Canadian Superior Targets Offshore Nova Scotia
Driven by a vision of Nova Scotian production more doubling
within four years, an ambitious junior Canadian natural-gas hunter
has set out to prove that offshore targets are no longer just the
playground of the industry majors.
The vision comes from Ziff Energy Group. At a launch for the new
exploration campaign in the Canadian gas capital of Calgary, the
energy economics consulting house released a paper projecting
production of 1.2 Bcf/d --- a 140% jump --- out of the Sable Island
region by 2005. Reserves offshore of Nova Scotia could hit 50 Tcf,
the Ziff organization added.
The newcomer, Canadian Superior Energy Inc., has vowed to drill

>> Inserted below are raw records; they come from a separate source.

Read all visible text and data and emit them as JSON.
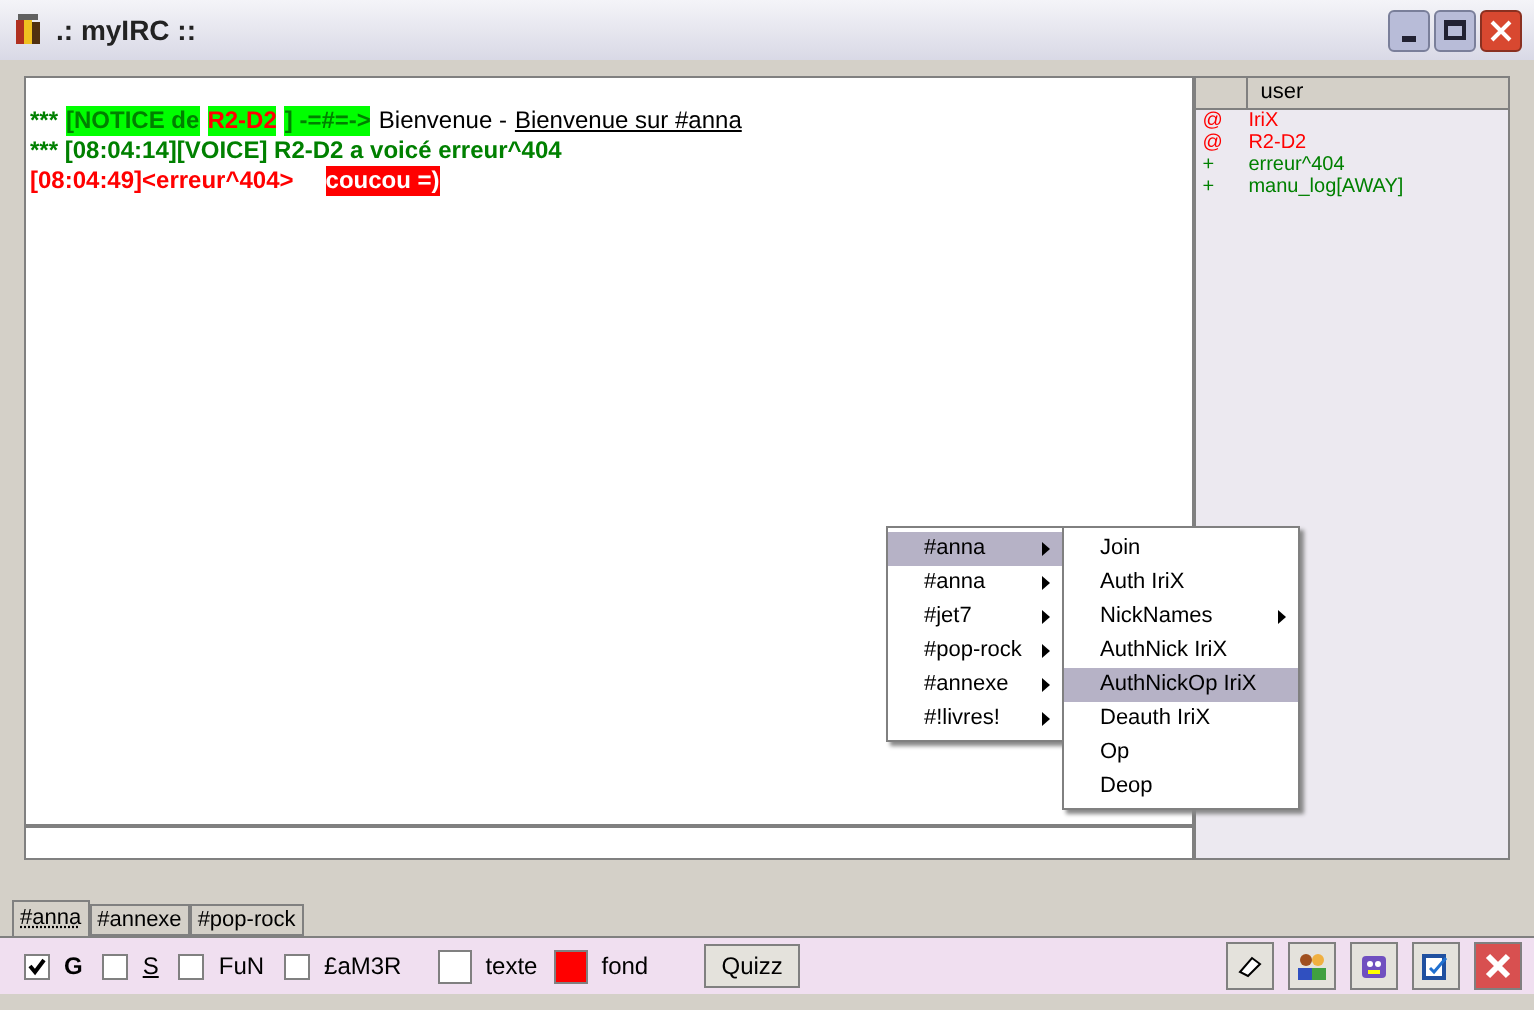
{
  "window": {
    "title": ".: myIRC ::"
  },
  "chat": {
    "lines": [
      {
        "segments": [
          {
            "text": "***",
            "color": "#008000",
            "kind": "plain"
          },
          {
            "text": "[NOTICE de",
            "kind": "notice"
          },
          {
            "text": "R2-D2",
            "kind": "notice-nick"
          },
          {
            "text": "] -=#=->",
            "kind": "notice"
          },
          {
            "text": "Bienvenue -",
            "color": "#000000",
            "kind": "plain"
          },
          {
            "text": "Bienvenue sur #anna",
            "color": "#000000",
            "kind": "link"
          }
        ]
      },
      {
        "segments": [
          {
            "text": "*** [08:04:14][VOICE] R2-D2 a voicé erreur^404",
            "color": "#008000",
            "kind": "plain"
          }
        ]
      },
      {
        "segments": [
          {
            "text": "[08:04:49]<erreur^404>",
            "color": "#ff0000",
            "kind": "plain"
          },
          {
            "text": "coucou =)",
            "kind": "alert"
          }
        ]
      }
    ]
  },
  "user_list": {
    "column_header": "user",
    "users": [
      {
        "prefix": "@",
        "name": "IriX",
        "color": "#ff0000"
      },
      {
        "prefix": "@",
        "name": "R2-D2",
        "color": "#ff0000"
      },
      {
        "prefix": "+",
        "name": "erreur^404",
        "color": "#008000"
      },
      {
        "prefix": "+",
        "name": "manu_log[AWAY]",
        "color": "#008000"
      }
    ]
  },
  "context_menu": {
    "items": [
      {
        "label": "#anna",
        "selected": true
      },
      {
        "label": "#anna",
        "selected": false
      },
      {
        "label": "#jet7",
        "selected": false
      },
      {
        "label": "#pop-rock",
        "selected": false
      },
      {
        "label": "#annexe",
        "selected": false
      },
      {
        "label": "#!livres!",
        "selected": false
      }
    ]
  },
  "submenu": {
    "items": [
      {
        "label": "Join",
        "selected": false,
        "has_submenu": false
      },
      {
        "label": "Auth IriX",
        "selected": false,
        "has_submenu": false
      },
      {
        "label": "NickNames",
        "selected": false,
        "has_submenu": true
      },
      {
        "label": "AuthNick IriX",
        "selected": false,
        "has_submenu": false
      },
      {
        "label": "AuthNickOp IriX",
        "selected": true,
        "has_submenu": false
      },
      {
        "label": "Deauth IriX",
        "selected": false,
        "has_submenu": false
      },
      {
        "label": "Op",
        "selected": false,
        "has_submenu": false
      },
      {
        "label": "Deop",
        "selected": false,
        "has_submenu": false
      }
    ]
  },
  "tabs": [
    {
      "label": "#anna",
      "selected": true
    },
    {
      "label": "#annexe",
      "selected": false
    },
    {
      "label": "#pop-rock",
      "selected": false
    }
  ],
  "toolbar": {
    "options": [
      {
        "label": "G",
        "checked": true,
        "kind": "bold"
      },
      {
        "label": "S",
        "checked": false,
        "kind": "underline"
      },
      {
        "label": "FuN",
        "checked": false,
        "kind": "plain"
      },
      {
        "label": "£aM3R",
        "checked": false,
        "kind": "plain"
      }
    ],
    "swatches": [
      {
        "label": "texte",
        "color": "#ffffff"
      },
      {
        "label": "fond",
        "color": "#ff0000"
      }
    ],
    "quiz_button": "Quizz"
  }
}
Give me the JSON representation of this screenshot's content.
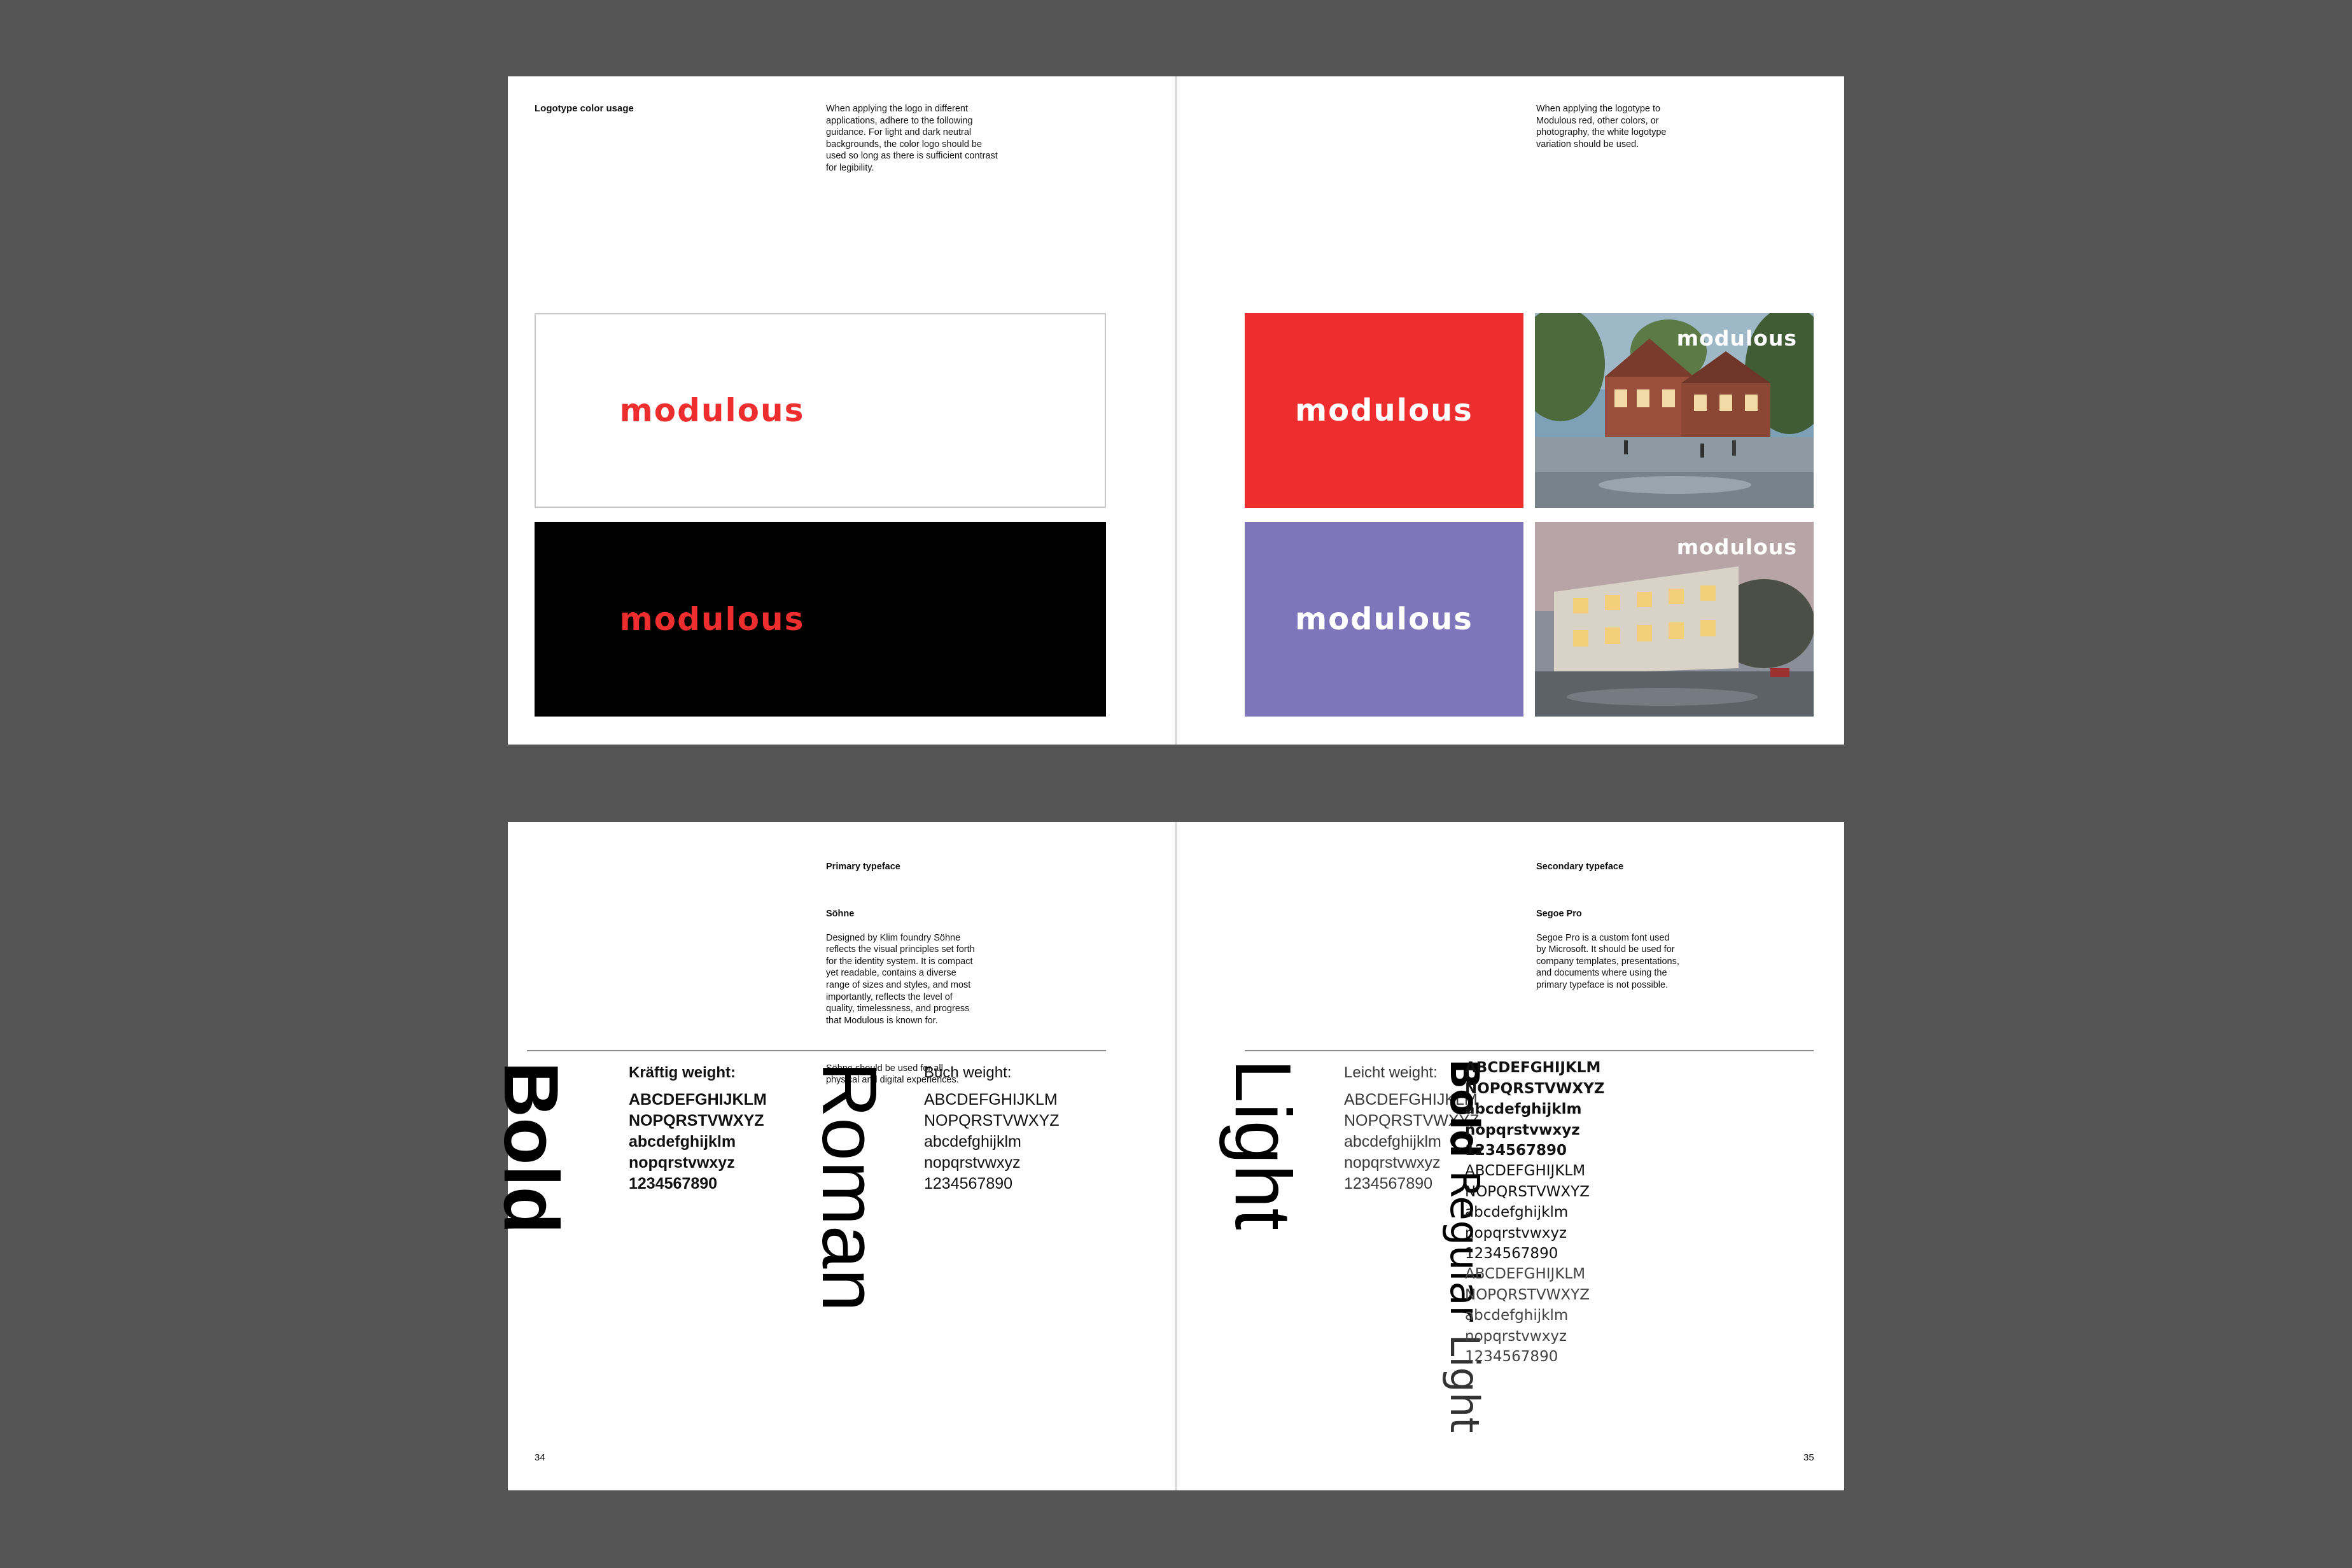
{
  "colors": {
    "background": "#555555",
    "modulous_red": "#ee2e2e",
    "modulous_purple": "#7e75ba",
    "black": "#000000",
    "white": "#ffffff"
  },
  "spread_top": {
    "left_page": {
      "label": "Logotype color usage",
      "body": "When applying the logo in different\napplications, adhere to the following\nguidance. For light and dark neutral\nbackgrounds, the color logo should be\nused so long as there is sufficient contrast\nfor legibility.",
      "logos": [
        {
          "wordmark": "modulous",
          "background": "white",
          "logo_color": "red"
        },
        {
          "wordmark": "modulous",
          "background": "black",
          "logo_color": "red"
        }
      ]
    },
    "right_page": {
      "body": "When applying the logotype to\nModulous red, other colors, or\nphotography, the white logotype\nvariation should be used.",
      "logos": [
        {
          "wordmark": "modulous",
          "background": "red",
          "logo_color": "white"
        },
        {
          "wordmark": "modulous",
          "background": "photo-housing-street",
          "logo_color": "white"
        },
        {
          "wordmark": "modulous",
          "background": "purple",
          "logo_color": "white"
        },
        {
          "wordmark": "modulous",
          "background": "photo-apartments-dusk",
          "logo_color": "white"
        }
      ]
    }
  },
  "spread_bottom": {
    "left_page": {
      "label": "Primary typeface",
      "font_name": "Söhne",
      "body": "Designed by Klim foundry Söhne\nreflects the visual principles set forth\nfor the identity system. It is compact\nyet readable, contains a diverse\nrange of sizes and styles, and most\nimportantly, reflects the level of\nquality, timelessness, and progress\nthat Modulous is known for.",
      "body2": " Söhne should be used for all\nphysical and digital experiences.",
      "specimens": [
        {
          "big": "Bold",
          "title": "Kräftig weight:",
          "lines": "ABCDEFGHIJKLM\nNOPQRSTVWXYZ\nabcdefghijklm\nnopqrstvwxyz\n1234567890"
        },
        {
          "big": "Roman",
          "title": "Buch weight:",
          "lines": "ABCDEFGHIJKLM\nNOPQRSTVWXYZ\nabcdefghijklm\nnopqrstvwxyz\n1234567890"
        }
      ],
      "page_number": "34"
    },
    "right_page": {
      "label": "Secondary typeface",
      "font_name": "Segoe Pro",
      "body": "Segoe Pro is a custom font used\nby Microsoft. It should be used for\ncompany templates, presentations,\nand documents where using the\nprimary typeface is not possible.",
      "light_specimen": {
        "big": "Light",
        "title": "Leicht weight:",
        "lines": "ABCDEFGHIJKLM\nNOPQRSTVWXYZ\nabcdefghijklm\nnopqrstvwxyz\n1234567890"
      },
      "segoe_big": {
        "bold": "Bold",
        "regular": "Regular",
        "light": "Light"
      },
      "segoe_bold_lines": "ABCDEFGHIJKLM\nNOPQRSTVWXYZ\nabcdefghijklm\nnopqrstvwxyz\n1234567890",
      "segoe_regular_lines": "ABCDEFGHIJKLM\nNOPQRSTVWXYZ\nabcdefghijklm\nnopqrstvwxyz\n1234567890",
      "segoe_light_lines": "ABCDEFGHIJKLM\nNOPQRSTVWXYZ\nabcdefghijklm\nnopqrstvwxyz\n1234567890",
      "page_number": "35"
    }
  }
}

a C$24-million (US$16-million) Sable-area well this year. President
Greg Noval said the target is the same geological formation, known
as the Abenaki Reef, where PanCanadian Petroleum Ltd. scored its
stellar Deep Panuke discovery and recently launched a C$1-billion
(US$665-million) project to produce 400 MMcf/d.
While new, Superior has a pedigree. The company's chairman is a
veteran geologist who established ExxonMobil as the dominant
industry participant offshore of Canada's East Coast 30 years ago
as exploration chief of the former Mobil Canada, Don Axford.
Superior recently achieved a rare feat among Canadian juniors on
frosty stock exchanges by raising C$14.5 million (US$9.7 million)
with a share sale. Superior scooped up 448 square kilometers (173
square miles) of Sable-area drilling prospects at a Nova Scotia
auction last fall. Noval said his firm has received numerous
overtures for "farm-in" drilling partnerships by senior companies.
The initial drilling target, titled the Marquis Prospect, lies
4,500 metres (14,700 feet) beneath the seabed in shallow waters at
a location 25 kilometers (16 miles) southwest of the PanCanadian
discovery and 250 kilometers (156 miles) southeast of Halifax.
The Ziff organization rates the East Coast as a quicker, easier
and cheaper candidate for development than the other Canadian
frontier that has lately captured more public attention, the
Arctic. The new study points out that gas only has to travel 1,200
kilometers (750 miles) to Boston - compared to 2,000 kilometers
(1,250 miles) from the Gulf of Mexico, 3,600 kilometers (2,250
miles) from western Canada, 5,500 kilometers (3,450 miles) from the
nearest Arctic gas in the Mackenzie Delta-Beaufort Sea region.
The Ziff report observes that confirmed gas finds offshore of
Nova Scotia, at 10 trillion cubic feet, exceed comparably
established Arctic reserves. "Given discoveries to date and
industry expectations, the current resource estimate of 18 Tcf for
the Scotian Shelf is conservative. An ultimate resource potential
on the order of 50-plus Tcf or more for the Scotian Shelf might not
be unreasonable." Ziff vice-president Rick DeWolf, a Halifax-born
enthusiast, also pointed out that the pioneering, ExxonMobil-led
Sable Offshore Energy Project created favorable political
conditions. Unlike the Arctic, Nova Scotia has a clear regulatory
system and a known fiscal regime crafted to be internationally
competitive, with royalties limited to a nominal two% until
projects repay their costs including a return five% above long-term
interest yields on Canada Savings Bonds. SOEP's allied delivery
route to Boston, Maritimes & Northeastern Pipeline, was laid
with capacity to more than double its current 500 MMcf/d deliveries
by low-cost additions of compressor power, the Ziff group
On top of export outlets, Canadian markets for East Coast gas
are expanding as distribution systems are completed in Nova Scotia
and New Brunswick while Gaz Metropolitain Co. and Enbridge Inc.
advance their Cartier Pipeline project for westbound deliveries of
Sable gas to Quebec. Noval predicted a Nova Scotia gas discovery
could be put into production within three or four years. He
estimated that output as low as 30-40 MMcf/d could be economic due
to the production, pipeline and processing network sired by SOEP
and M&NP. He said development would be difficult if prices fell
below US$3-$3.50 per MMBtu, but that forecasters expect gas to keep
on fetching $5 or more in the northeastern U.S.
DeWolf predicted new pipeline projects will be announced over
the next 12 months as contenders to keep on growing the East Coast
gas industry after M&NP reaches the limits of its expansion
potential. The Ziff paper suggests sustained growth lies ahead: "If
offshore Nova Scotia proves to be only half as productive as the
U.S. Appalachian gas basin, the least productive gas-prone region
in North America, then production could easily exceed two Bcf/d by
2010 and could peak at about 5-6 Bcf per day in the longer term."
The Ziff paper also points out that Superior is in good company
with its high hopes for drilling offshore of Nova Scotia. Industry
holdings of drilling prospects jumped 25% in the auction of
Sable-area territory last fall to 62,332 square kilometers (24,060
Gordon Jaremko, Calgary